If there is one thing I have heard as a consistent worry from colleagues in Common Core states, it is that fiction may get crowded out by the request for more non-fiction in the English Language Arts classroom. Personally, I am not worried about that happening because I know enough English teachers to know that there would have to be a lot of dead bodies before fiction became an inconsequential part of our everyday teaching lives. We love fiction because it is what helps us relax, take a step back, and examine our lives in light of a compelling story. Don't get me wrong, some narrative non-fiction is just as compelling, but answer me this: Which assassination is more surprising? Lincoln's or Gatsby's? We know Lincoln's story and we cringe, breath stopped, as we wait for Booth to squeeze off the fatal shot. The first time we dive into Gatsby's pool, we are just as unaware, just as oblivious to the danger lurking behind the pillars of patio, nestled in the barrel of Wilson's gun. The fictional compels us because it becomes part of us, as we become part of it. This metonymic power of literature to stand in for and represent our lives makes narrative, especially fictional narrative, personal and powerful.
So, when given the choice between learning with fictional or non-fictional texts, why should we choose? Some people might not see the way to incorporate both, but this month's Engage Now! submission from Amy Magnafichi Lucas incorporates fictional texts as models for writing non-fictional essays. Not only does she use fictional text to teach writing, but she dares to use Shakespearean text (cue gasps).
There are a lot of gems to be mined from this clearly aligned sequence of 3 lessons. The first is a concise method for writing crisp and pithy prose. Using a couple example passages from equally challenging writers, students discuss the nature of "the economy of language." Students are then asked to revise Shakespeare. Like the Rowan Atkinson and Hugh Laurie sketch, they are asked to revise Hamlet. Specifically, students look at the soliloquy from Act I, Scene ii about Hamlet's "too too sullied flesh." They are asked to keep track of and justify each decision in the revision process based on the discussion from the presentation. The key step comes after the second class period when students apply all of the techniques they have developed in terms of revising for the economy of language to the peer review of each other's work. Knowledge without action is useless; however, the instant application of skills gleaned from literary analysis and critical thinking to the writing process builds retention and relevance. The conversations in peer groups coupled with the revision of the initial draft provide the framework for a lesson of enduring value.

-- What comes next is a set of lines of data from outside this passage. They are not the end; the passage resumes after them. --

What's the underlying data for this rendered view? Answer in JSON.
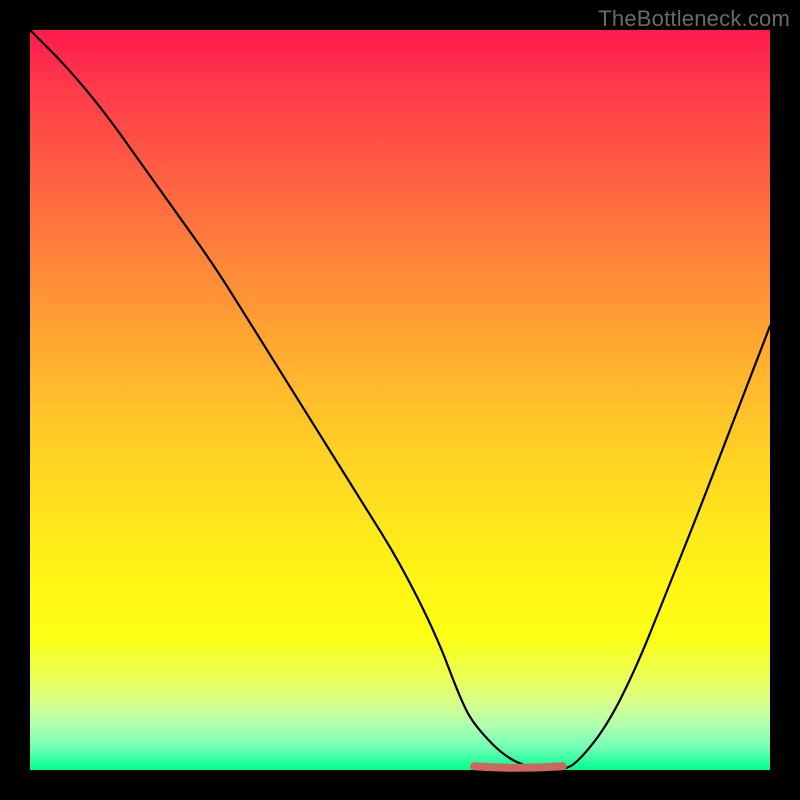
{
  "watermark": "TheBottleneck.com",
  "colors": {
    "frame": "#000000",
    "gradient_top": "#ff1a50",
    "gradient_bottom": "#00ff90",
    "curve": "#000000",
    "flat_segment": "#cc6860"
  },
  "chart_data": {
    "type": "line",
    "title": "",
    "xlabel": "",
    "ylabel": "",
    "xlim": [
      0,
      100
    ],
    "ylim": [
      0,
      100
    ],
    "series": [
      {
        "name": "bottleneck-curve",
        "x": [
          0,
          5,
          10,
          15,
          20,
          25,
          30,
          35,
          40,
          45,
          50,
          55,
          58,
          60,
          65,
          70,
          72,
          74,
          78,
          82,
          86,
          90,
          95,
          100
        ],
        "values": [
          100,
          95,
          89,
          82,
          75,
          68,
          60,
          52,
          44,
          36,
          28,
          18,
          10,
          6,
          1,
          0,
          0,
          1,
          6,
          14,
          24,
          34,
          47,
          60
        ]
      }
    ],
    "annotations": [
      {
        "name": "optimal-flat-segment",
        "x_start": 60,
        "x_end": 72,
        "y": 0.5,
        "color": "#cc6860"
      }
    ]
  }
}
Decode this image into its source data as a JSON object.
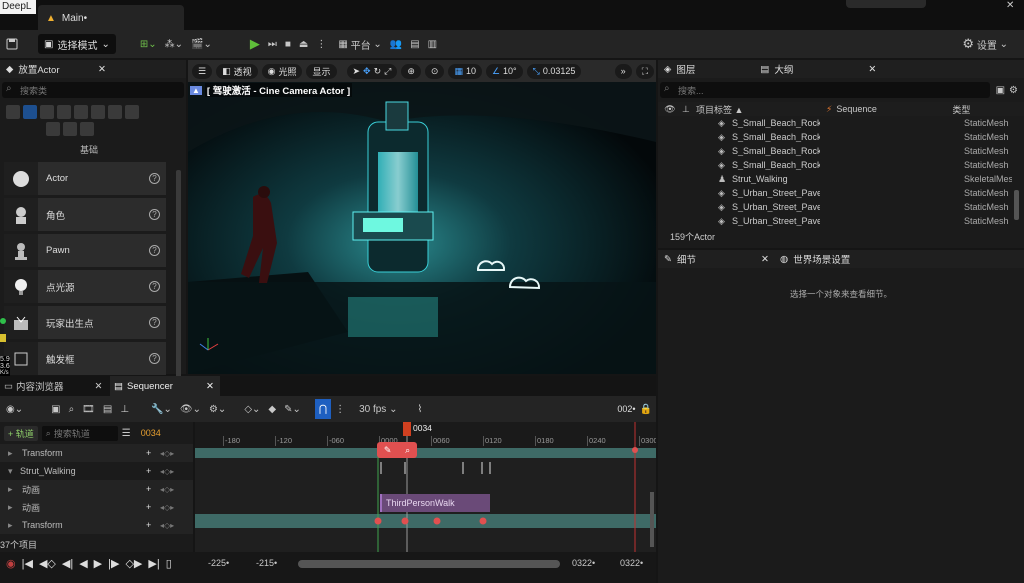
{
  "app": {
    "deepl": "DeepL",
    "tab_title": "Main•"
  },
  "toolbar": {
    "mode": "选择模式",
    "platform": "平台",
    "settings": "设置"
  },
  "place_actor": {
    "title": "放置Actor",
    "search_placeholder": "搜索类",
    "category": "基础",
    "items": [
      {
        "label": "Actor",
        "icon": "sphere-icon"
      },
      {
        "label": "角色",
        "icon": "character-icon"
      },
      {
        "label": "Pawn",
        "icon": "pawn-icon"
      },
      {
        "label": "点光源",
        "icon": "bulb-icon"
      },
      {
        "label": "玩家出生点",
        "icon": "player-start-icon"
      },
      {
        "label": "触发框",
        "icon": "trigger-box-icon"
      }
    ]
  },
  "viewport": {
    "perspective": "透视",
    "lit": "光照",
    "show": "显示",
    "grid_value": "10",
    "angle_value": "10°",
    "scale_value": "0.03125",
    "pilot_label": "[ 驾驶激活 - Cine Camera Actor ]"
  },
  "outliner": {
    "tab_layers": "图层",
    "tab_outliner": "大纲",
    "search_placeholder": "搜索...",
    "col_label": "项目标签 ▲",
    "col_sequence": "Sequence",
    "col_type": "类型",
    "rows": [
      {
        "name": "S_Small_Beach_Rock",
        "type": "StaticMesh"
      },
      {
        "name": "S_Small_Beach_Rock",
        "type": "StaticMesh"
      },
      {
        "name": "S_Small_Beach_Rock",
        "type": "StaticMesh"
      },
      {
        "name": "S_Small_Beach_Rock",
        "type": "StaticMesh"
      },
      {
        "name": "Strut_Walking",
        "type": "SkeletalMesh"
      },
      {
        "name": "S_Urban_Street_Pave",
        "type": "StaticMesh"
      },
      {
        "name": "S_Urban_Street_Pave",
        "type": "StaticMesh"
      },
      {
        "name": "S_Urban_Street_Pave",
        "type": "StaticMesh"
      }
    ],
    "count": "159个Actor"
  },
  "details": {
    "tab_details": "细节",
    "tab_world": "世界场景设置",
    "empty": "选择一个对象来查看细节。"
  },
  "bottom": {
    "tab_content": "内容浏览器",
    "tab_sequencer": "Sequencer"
  },
  "sequencer": {
    "fps": "30 fps",
    "frame_right": "002•",
    "add_track": "+ 轨道",
    "search_placeholder": "搜索轨道",
    "current_frame": "0034",
    "playhead_label": "0034",
    "ruler": [
      "-180",
      "-120",
      "-060",
      "0000",
      "0060",
      "0120",
      "0180",
      "0240",
      "0300"
    ],
    "tracks": [
      {
        "label": "Transform",
        "indent": 1
      },
      {
        "label": "Strut_Walking",
        "indent": 0
      },
      {
        "label": "动画",
        "indent": 1
      },
      {
        "label": "动画",
        "indent": 1
      },
      {
        "label": "Transform",
        "indent": 1
      }
    ],
    "clip_label": "ThirdPersonWalk",
    "items_count": "37个项目",
    "range_start": "-225•",
    "range_view_start": "-215•",
    "range_view_end": "0322•",
    "range_end": "0322•"
  },
  "side_numbers": [
    "5.9",
    "3.6",
    "K/s"
  ]
}
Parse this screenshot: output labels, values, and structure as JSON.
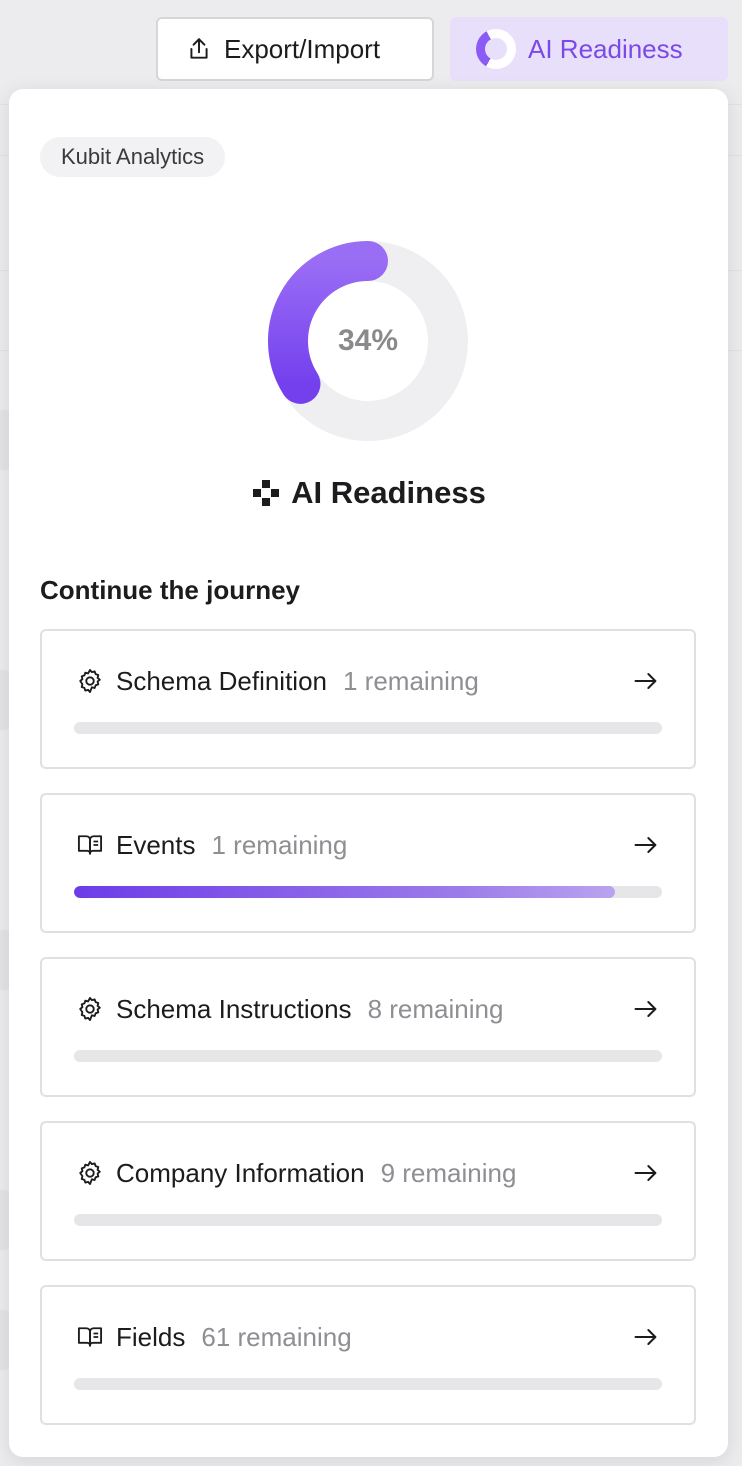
{
  "toolbar": {
    "export_label": "Export/Import",
    "readiness_label": "AI Readiness",
    "readiness_fraction": 0.34
  },
  "panel": {
    "workspace": "Kubit Analytics",
    "score": {
      "fraction": 0.34,
      "label": "34%"
    },
    "title": "AI Readiness",
    "journey_heading": "Continue the journey",
    "items": [
      {
        "icon": "gear-icon",
        "title": "Schema Definition",
        "remaining": "1 remaining",
        "progress": 0
      },
      {
        "icon": "book-icon",
        "title": "Events",
        "remaining": "1 remaining",
        "progress": 0.92
      },
      {
        "icon": "gear-icon",
        "title": "Schema Instructions",
        "remaining": "8 remaining",
        "progress": 0
      },
      {
        "icon": "gear-icon",
        "title": "Company Information",
        "remaining": "9 remaining",
        "progress": 0
      },
      {
        "icon": "book-icon",
        "title": "Fields",
        "remaining": "61 remaining",
        "progress": 0
      }
    ]
  },
  "colors": {
    "accent": "#7b4ae6",
    "accent_light": "#e8e0fb",
    "track": "#efeff1"
  }
}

Check out the full lesson plan complete with presentation and handout here. The next time I go to teach a novel or play and then have students write a literary analysis essay, I plan on using a piece of the text as a model for a portion of the writing process; maybe I'll use that scene where Nick enters the Buchanan residence for the first time to teach about the value of powerful and vivid language. I can think of no other scene in literature that so readily calls up the whirlwind of the 1920s: all of that elegance and class caught up in the violence of a summer wind. The first time I read that scene, it stood out as picturesque and calm; on my second visit, the spectres of Wilson, Myrtle, and Gatsby reared up, reminding me of the fact that these elegant, yet careless people will be responsible for the suffering of so many others. The words didn't change; I did. As I developed greater understanding through multiple readings of that passage, perhaps my students returning to that passage to explore a new writing skill may gain some new insight. In the study of the words, they get a chance to revise their original impressions and engage the text more deeply: economy of language and economy of instruction time.